[WORK INSTRUCTION] Read through the entries below and return each line with the word "Version".

[INFORMATION SHOWN]
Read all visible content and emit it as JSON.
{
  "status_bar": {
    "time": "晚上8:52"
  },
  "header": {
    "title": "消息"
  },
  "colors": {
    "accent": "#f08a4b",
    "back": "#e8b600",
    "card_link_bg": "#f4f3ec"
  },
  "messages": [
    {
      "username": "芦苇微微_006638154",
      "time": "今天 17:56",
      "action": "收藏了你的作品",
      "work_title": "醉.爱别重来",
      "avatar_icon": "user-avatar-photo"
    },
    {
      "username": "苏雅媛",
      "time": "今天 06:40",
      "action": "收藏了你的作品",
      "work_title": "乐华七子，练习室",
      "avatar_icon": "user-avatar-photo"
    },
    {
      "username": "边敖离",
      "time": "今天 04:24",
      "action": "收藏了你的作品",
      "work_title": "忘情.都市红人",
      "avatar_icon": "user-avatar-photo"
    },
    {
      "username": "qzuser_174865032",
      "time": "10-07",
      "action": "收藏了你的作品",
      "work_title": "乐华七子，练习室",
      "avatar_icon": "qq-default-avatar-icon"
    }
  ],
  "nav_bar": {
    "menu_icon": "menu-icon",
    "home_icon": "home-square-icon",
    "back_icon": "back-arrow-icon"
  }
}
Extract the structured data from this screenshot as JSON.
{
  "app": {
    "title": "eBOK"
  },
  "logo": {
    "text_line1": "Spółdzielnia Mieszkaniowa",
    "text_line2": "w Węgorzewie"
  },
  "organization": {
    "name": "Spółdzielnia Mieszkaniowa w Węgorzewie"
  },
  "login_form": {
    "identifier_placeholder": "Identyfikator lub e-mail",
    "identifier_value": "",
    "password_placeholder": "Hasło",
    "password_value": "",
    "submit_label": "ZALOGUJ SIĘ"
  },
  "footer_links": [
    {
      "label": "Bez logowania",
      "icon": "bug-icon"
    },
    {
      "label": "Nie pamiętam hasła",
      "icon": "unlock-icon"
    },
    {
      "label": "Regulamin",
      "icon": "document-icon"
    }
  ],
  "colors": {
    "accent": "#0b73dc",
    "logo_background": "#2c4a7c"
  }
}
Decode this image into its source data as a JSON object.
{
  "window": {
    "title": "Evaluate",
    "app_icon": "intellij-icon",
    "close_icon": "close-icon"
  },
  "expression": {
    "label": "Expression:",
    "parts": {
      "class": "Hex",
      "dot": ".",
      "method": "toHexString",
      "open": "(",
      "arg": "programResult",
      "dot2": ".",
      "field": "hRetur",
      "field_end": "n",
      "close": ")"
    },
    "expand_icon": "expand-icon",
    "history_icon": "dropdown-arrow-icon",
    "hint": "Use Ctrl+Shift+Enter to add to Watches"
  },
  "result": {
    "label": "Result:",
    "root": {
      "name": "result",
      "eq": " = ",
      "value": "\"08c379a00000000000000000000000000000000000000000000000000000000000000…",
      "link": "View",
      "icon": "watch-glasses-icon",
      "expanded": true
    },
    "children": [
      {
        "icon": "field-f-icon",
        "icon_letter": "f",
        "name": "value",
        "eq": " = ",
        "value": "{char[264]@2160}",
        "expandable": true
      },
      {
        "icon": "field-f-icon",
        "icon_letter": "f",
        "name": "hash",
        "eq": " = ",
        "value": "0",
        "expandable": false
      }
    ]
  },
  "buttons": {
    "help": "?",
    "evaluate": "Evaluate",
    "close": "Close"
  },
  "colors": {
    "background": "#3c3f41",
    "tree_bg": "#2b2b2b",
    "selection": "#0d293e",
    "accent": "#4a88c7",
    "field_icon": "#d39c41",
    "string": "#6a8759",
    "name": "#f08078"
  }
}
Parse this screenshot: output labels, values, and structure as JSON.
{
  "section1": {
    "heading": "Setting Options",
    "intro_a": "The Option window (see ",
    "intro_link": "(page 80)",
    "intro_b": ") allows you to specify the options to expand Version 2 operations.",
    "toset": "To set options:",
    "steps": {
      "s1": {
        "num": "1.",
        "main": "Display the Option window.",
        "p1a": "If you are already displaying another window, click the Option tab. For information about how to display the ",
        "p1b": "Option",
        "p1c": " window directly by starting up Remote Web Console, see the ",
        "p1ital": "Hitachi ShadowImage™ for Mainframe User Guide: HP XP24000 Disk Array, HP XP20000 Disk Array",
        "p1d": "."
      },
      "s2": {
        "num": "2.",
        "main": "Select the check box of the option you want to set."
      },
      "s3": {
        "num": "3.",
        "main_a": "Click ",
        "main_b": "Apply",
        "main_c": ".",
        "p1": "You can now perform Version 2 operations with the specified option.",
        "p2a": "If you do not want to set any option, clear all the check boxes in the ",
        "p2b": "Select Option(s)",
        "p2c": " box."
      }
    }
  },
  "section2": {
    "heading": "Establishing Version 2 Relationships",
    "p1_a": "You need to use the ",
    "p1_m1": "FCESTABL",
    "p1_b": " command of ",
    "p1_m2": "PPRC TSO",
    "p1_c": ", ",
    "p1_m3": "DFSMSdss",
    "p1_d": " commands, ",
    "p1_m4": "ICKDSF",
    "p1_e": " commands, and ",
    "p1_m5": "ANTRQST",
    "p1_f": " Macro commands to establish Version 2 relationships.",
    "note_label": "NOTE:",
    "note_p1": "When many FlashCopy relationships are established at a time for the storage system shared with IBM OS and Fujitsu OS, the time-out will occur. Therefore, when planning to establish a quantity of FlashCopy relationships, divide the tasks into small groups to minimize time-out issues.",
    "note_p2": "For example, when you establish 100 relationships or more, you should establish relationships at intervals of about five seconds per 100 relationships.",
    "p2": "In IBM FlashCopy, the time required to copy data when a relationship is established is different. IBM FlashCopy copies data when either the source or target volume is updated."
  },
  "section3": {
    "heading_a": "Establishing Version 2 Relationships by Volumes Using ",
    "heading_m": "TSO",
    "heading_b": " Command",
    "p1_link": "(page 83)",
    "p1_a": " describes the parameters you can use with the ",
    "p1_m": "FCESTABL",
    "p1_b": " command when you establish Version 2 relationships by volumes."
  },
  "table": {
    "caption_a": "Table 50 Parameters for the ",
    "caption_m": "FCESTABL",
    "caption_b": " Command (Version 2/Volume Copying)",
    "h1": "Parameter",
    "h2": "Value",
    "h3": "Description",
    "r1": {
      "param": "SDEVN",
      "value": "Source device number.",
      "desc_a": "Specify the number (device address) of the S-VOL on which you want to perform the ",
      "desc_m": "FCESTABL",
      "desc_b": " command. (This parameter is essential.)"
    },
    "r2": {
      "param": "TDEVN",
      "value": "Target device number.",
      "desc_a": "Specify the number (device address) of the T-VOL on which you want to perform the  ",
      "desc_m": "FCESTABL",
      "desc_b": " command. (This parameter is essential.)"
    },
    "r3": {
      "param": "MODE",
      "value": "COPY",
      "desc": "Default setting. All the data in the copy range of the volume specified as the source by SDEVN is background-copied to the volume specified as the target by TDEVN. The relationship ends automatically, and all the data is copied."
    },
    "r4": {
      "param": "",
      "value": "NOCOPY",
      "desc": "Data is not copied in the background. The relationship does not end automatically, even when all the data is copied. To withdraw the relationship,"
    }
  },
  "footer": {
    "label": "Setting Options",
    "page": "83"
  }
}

[RESPONSE AREA]
    "intro_b": ") allows you to specify the options to expand Version 2 operations.",
        "p1": "You can now perform Version 2 operations with the specified option.",
    "heading": "Establishing Version 2 Relationships",
    "p1_f": " Macro commands to establish Version 2 relationships.",
    "heading_a": "Establishing Version 2 Relationships by Volumes Using ",
    "p1_b": " command when you establish Version 2 relationships by volumes."
    "caption_b": " Command (Version 2/Volume Copying)",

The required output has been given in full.